**Records shown**
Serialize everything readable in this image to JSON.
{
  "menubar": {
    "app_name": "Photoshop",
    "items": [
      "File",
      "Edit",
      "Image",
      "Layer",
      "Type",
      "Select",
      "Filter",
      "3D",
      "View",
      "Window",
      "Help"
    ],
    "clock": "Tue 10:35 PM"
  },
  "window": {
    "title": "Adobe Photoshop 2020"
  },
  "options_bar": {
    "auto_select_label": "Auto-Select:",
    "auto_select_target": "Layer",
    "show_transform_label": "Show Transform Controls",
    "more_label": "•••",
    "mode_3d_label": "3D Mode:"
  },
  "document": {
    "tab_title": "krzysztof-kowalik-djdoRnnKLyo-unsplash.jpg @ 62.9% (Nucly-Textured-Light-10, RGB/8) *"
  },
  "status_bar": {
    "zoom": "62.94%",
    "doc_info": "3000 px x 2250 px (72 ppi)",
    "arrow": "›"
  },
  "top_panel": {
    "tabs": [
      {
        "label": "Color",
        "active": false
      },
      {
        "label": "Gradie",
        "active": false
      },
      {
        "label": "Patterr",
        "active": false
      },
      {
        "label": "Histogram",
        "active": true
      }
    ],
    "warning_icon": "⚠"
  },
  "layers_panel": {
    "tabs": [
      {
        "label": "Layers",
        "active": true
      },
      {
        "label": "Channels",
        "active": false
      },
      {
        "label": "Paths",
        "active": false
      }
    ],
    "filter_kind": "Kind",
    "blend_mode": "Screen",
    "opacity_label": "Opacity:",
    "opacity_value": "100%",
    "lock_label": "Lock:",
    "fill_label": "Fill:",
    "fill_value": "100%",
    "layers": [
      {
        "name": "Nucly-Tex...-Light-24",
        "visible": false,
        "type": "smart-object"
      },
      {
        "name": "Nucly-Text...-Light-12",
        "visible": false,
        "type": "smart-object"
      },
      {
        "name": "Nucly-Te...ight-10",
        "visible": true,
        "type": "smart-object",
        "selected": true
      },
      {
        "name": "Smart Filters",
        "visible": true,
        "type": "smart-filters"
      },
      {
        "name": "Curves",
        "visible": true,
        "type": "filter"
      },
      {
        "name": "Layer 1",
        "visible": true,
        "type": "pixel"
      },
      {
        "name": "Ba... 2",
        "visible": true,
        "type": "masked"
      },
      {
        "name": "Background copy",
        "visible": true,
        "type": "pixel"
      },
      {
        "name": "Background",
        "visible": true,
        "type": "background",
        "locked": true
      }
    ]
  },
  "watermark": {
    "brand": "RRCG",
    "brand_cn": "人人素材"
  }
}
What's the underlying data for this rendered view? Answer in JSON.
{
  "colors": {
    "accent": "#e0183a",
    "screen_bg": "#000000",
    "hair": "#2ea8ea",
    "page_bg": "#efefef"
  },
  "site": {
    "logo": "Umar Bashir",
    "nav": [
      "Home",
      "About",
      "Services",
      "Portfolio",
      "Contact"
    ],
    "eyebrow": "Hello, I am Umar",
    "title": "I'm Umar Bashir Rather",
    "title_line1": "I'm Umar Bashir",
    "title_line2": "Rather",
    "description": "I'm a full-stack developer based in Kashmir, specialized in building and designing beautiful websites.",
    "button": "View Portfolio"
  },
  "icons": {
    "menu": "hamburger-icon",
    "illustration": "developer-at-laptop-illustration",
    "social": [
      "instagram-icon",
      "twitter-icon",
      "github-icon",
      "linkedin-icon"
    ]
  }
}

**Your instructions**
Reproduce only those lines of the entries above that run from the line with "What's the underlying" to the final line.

**Task result**
What's the underlying data for this rendered view? Answer in JSON.
{
  "colors": {
    "accent": "#e0183a",
    "screen_bg": "#000000",
    "hair": "#2ea8ea",
    "page_bg": "#efefef"
  },
  "site": {
    "logo": "Umar Bashir",
    "nav": [
      "Home",
      "About",
      "Services",
      "Portfolio",
      "Contact"
    ],
    "eyebrow": "Hello, I am Umar",
    "title": "I'm Umar Bashir Rather",
    "title_line1": "I'm Umar Bashir",
    "title_line2": "Rather",
    "description": "I'm a full-stack developer based in Kashmir, specialized in building and designing beautiful websites.",
    "button": "View Portfolio"
  },
  "icons": {
    "menu": "hamburger-icon",
    "illustration": "developer-at-laptop-illustration",
    "social": [
      "instagram-icon",
      "twitter-icon",
      "github-icon",
      "linkedin-icon"
    ]
  }
}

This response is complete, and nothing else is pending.